Anita recognised early on that the hospital’s success was predicated upon the wellbeing and commitment of its staff, which is now central to her mission. Her biases initially led her to believe that the staff were motivated by money – as their salary equates to a mere £15 a month – only to realise that they were motivated by respect. They simply wanted recognition for their service to others. Bansang’s staff retention rate is near 100% and, in the last year, the Appeal has provided new housing for medical staff. Their previous accommodation was infested with rats, cockroaches and even snakes, which is a testament to the high quality of care that they were providing in spite of difficult conditions.
Indeed, the staff are among the most remarkable humans met by Damian and Natalia during their November 2018 visit. Education in the region is poor, so many people seek sponsorship to obtain medical degrees abroad. A recent addition to the team had learned Spanish in order to be able to study in Cuba, whilst the head nurse, Mariama, studied in China.
The CEO, Baba Jenj, chooses to live in inferior conditions to most of his staff. He refuses to accept more than necessary in order to divert funds to the betterment of the medical team. In fact, staff had to wait until he was travelling to paint his hut, as they knew that he would not accept the kind gesture otherwise.

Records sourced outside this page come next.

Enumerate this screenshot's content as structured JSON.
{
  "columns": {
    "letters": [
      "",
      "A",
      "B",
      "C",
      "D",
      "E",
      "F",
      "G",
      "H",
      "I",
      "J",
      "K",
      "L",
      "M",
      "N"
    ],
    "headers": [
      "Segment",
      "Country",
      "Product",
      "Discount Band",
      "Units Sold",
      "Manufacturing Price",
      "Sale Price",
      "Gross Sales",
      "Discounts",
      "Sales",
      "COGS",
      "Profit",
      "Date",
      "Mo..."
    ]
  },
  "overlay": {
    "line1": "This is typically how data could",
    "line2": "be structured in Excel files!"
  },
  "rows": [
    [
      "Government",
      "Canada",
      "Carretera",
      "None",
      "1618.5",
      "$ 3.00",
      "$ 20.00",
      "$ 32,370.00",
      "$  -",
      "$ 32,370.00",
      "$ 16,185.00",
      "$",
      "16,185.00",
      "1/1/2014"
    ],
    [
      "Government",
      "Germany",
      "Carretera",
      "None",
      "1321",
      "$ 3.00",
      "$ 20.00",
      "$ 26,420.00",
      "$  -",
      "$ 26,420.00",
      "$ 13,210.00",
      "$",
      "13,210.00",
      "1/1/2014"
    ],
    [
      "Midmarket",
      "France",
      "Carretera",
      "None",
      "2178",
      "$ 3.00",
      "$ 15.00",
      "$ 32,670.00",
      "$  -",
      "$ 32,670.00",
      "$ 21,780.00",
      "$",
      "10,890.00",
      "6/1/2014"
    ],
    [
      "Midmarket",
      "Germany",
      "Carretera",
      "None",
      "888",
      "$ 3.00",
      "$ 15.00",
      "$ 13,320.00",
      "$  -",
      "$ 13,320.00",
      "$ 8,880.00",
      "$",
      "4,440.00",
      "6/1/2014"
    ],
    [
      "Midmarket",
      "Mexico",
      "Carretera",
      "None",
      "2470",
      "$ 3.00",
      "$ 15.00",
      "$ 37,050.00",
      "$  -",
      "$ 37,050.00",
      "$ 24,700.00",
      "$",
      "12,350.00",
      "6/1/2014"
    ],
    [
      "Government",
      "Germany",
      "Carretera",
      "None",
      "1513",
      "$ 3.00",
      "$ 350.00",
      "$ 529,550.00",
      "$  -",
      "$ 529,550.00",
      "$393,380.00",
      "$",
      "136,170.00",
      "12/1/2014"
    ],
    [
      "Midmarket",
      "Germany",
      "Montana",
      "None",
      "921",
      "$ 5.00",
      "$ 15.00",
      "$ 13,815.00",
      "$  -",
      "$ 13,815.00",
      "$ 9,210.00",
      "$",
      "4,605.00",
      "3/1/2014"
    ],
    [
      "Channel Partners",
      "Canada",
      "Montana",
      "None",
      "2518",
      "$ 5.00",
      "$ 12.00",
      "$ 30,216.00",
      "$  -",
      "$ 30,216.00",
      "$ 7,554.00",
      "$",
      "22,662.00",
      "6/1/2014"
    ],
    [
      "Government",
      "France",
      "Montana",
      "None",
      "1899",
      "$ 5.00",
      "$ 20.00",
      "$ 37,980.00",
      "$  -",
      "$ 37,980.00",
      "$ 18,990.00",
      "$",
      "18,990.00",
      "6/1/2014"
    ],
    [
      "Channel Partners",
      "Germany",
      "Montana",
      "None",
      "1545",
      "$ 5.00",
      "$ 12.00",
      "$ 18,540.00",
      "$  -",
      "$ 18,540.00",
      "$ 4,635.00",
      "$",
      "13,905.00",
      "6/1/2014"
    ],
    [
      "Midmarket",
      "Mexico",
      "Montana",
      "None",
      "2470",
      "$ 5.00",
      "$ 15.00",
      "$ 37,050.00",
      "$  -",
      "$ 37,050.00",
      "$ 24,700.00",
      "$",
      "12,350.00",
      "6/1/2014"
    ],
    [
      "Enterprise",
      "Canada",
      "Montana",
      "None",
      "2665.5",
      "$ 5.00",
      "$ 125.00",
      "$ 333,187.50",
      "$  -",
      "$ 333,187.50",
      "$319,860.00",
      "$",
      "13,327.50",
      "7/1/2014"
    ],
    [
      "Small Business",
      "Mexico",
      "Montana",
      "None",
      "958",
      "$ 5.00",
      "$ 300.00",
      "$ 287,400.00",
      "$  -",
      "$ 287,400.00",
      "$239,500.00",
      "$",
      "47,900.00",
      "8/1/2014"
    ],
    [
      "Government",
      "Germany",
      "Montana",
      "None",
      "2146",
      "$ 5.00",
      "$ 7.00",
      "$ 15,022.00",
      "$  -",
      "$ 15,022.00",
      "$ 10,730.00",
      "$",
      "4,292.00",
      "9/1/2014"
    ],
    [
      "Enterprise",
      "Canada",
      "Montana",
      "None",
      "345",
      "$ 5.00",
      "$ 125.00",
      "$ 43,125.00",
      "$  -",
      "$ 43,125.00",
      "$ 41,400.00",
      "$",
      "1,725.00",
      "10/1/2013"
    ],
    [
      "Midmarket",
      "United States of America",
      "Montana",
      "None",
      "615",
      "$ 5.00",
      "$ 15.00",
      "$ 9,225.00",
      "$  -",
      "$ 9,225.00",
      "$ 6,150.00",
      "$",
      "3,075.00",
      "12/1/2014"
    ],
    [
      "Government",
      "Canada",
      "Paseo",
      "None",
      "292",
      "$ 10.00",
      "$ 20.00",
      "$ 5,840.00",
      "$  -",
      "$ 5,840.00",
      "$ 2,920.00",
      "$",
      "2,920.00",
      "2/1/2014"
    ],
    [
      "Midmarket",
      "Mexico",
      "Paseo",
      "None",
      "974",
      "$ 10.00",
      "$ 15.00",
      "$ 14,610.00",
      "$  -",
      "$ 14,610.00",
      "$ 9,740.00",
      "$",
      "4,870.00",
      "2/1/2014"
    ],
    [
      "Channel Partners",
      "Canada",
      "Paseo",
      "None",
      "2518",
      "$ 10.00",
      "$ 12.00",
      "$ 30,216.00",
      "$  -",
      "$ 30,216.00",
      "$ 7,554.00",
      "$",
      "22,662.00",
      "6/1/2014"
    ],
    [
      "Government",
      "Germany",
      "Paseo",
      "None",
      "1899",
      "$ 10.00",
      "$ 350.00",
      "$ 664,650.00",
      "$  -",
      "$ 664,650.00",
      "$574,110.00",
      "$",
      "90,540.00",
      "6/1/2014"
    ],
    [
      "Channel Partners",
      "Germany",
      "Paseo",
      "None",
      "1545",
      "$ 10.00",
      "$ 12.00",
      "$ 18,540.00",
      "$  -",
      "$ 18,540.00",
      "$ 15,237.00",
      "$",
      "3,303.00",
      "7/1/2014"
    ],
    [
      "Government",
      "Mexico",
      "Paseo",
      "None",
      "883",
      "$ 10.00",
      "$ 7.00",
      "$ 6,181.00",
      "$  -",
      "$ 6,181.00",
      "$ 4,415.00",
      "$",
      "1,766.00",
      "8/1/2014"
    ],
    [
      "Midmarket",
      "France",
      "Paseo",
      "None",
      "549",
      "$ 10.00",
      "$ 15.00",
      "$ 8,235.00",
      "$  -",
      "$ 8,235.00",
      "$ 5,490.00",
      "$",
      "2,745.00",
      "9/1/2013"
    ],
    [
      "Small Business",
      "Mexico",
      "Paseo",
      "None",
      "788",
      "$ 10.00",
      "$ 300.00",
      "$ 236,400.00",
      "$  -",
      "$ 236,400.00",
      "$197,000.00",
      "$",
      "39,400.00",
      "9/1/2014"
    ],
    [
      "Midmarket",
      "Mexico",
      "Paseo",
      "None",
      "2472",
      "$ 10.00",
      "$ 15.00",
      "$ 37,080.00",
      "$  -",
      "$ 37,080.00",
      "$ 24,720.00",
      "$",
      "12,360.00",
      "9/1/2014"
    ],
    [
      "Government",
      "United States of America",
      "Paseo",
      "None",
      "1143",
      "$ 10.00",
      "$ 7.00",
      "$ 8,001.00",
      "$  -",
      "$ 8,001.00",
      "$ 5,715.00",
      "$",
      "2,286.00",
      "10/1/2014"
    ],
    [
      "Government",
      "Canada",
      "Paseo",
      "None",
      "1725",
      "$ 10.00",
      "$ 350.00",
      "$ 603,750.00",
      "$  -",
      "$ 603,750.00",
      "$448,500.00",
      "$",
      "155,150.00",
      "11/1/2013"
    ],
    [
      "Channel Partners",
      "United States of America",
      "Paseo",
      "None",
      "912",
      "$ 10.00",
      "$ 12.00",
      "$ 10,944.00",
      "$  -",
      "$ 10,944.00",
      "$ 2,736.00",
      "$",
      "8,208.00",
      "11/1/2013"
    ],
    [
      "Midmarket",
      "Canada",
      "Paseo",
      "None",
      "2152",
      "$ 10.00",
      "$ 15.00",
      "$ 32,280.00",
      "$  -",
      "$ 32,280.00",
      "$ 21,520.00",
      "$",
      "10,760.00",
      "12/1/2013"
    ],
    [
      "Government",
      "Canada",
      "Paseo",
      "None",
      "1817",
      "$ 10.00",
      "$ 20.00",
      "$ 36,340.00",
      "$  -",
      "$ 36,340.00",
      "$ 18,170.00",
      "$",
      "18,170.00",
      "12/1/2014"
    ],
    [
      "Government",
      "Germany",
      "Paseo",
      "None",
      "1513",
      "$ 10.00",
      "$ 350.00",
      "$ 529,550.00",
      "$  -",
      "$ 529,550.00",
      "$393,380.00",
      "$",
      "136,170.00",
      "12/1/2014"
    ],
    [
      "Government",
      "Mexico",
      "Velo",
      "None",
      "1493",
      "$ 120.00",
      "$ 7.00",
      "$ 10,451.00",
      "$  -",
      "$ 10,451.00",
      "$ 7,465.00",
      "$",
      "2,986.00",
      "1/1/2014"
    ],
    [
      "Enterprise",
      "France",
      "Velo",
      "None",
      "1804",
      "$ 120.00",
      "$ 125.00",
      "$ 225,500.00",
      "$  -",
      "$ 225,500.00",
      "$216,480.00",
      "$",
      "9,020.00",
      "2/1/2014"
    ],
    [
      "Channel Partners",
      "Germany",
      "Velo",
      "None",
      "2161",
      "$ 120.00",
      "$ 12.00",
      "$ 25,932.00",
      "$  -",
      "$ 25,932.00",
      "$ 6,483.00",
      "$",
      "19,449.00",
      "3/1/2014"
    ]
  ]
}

Thus, it does not come as a surprise that Bansang Hospital has now been named the best public care provider in The Gambia, continuing to support the 600,000 people in the surrounding areas. Although, 27 years ago, Anita’s priorities were basic antibiotics and painkillers, the hospital now has three fully-functioning operating theatres and surgeons are the best equipped that they have ever been.
In The Gambia, 48.6% of people live below the poverty line, with 1 in 3 vulnerable to food insecurity (unreliable access to nutritious and affordable food) (source: https://www1.wfp.org/countries/gambia).
In 2017, from launch, Form pledged to provide a meal to the Appeal with every product sold. The Form Feeding Fund was set up to provide food to the patients and their companions, who have often travelled miles to receive medical attention without money to buy food or medicine.
Previously, people would often leave the hospital before being discharged, simply because their companions could not afford food. This resulted in high readmission rates that put unnecessary strain upon the hospital. The Fund is also used for the benefit of patients to purchase additional medicine and to complement the meals provided by the hospital.
Proper nourishment is fundamental to a full recovery, something that we take for granted in developed countries. The provision of money to patients and companions ensures that patients have the means and strength they need to recover.
You can learn more about Anita, Bansang Hospital Appeal and the work the charity does here.